> **Entries taken from a collection**
:::::

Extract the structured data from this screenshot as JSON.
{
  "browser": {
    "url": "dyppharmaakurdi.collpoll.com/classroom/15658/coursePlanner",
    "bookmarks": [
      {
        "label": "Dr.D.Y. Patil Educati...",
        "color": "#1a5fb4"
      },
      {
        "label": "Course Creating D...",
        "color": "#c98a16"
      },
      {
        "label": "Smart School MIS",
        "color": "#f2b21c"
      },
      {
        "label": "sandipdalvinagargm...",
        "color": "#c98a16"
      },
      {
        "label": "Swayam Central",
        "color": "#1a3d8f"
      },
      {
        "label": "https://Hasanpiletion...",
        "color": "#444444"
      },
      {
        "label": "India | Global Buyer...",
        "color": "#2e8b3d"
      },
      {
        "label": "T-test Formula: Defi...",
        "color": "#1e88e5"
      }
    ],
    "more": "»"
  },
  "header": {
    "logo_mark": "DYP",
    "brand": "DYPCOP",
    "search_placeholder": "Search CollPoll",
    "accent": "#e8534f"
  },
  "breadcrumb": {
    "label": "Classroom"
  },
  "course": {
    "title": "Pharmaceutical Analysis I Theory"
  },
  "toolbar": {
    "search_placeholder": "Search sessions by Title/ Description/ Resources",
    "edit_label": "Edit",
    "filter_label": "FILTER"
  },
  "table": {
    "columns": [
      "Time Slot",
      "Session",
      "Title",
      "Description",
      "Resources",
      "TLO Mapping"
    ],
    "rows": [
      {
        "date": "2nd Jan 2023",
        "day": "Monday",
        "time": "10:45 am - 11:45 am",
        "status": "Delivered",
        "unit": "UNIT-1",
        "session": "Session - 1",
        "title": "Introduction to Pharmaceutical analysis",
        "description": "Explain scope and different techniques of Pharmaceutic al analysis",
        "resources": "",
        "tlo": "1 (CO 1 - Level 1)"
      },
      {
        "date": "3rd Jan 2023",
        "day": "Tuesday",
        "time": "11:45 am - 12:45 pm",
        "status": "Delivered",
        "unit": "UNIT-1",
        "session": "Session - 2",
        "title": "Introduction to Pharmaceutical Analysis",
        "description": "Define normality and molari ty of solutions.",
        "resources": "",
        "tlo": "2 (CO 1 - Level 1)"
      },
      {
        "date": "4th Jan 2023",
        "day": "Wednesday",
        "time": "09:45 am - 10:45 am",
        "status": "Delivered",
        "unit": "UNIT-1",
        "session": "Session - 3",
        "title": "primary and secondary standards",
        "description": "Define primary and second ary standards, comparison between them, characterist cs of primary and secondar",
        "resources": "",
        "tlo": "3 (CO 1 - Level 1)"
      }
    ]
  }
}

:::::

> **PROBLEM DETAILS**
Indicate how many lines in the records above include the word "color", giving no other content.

> **EXPECTED OUTPUT**
8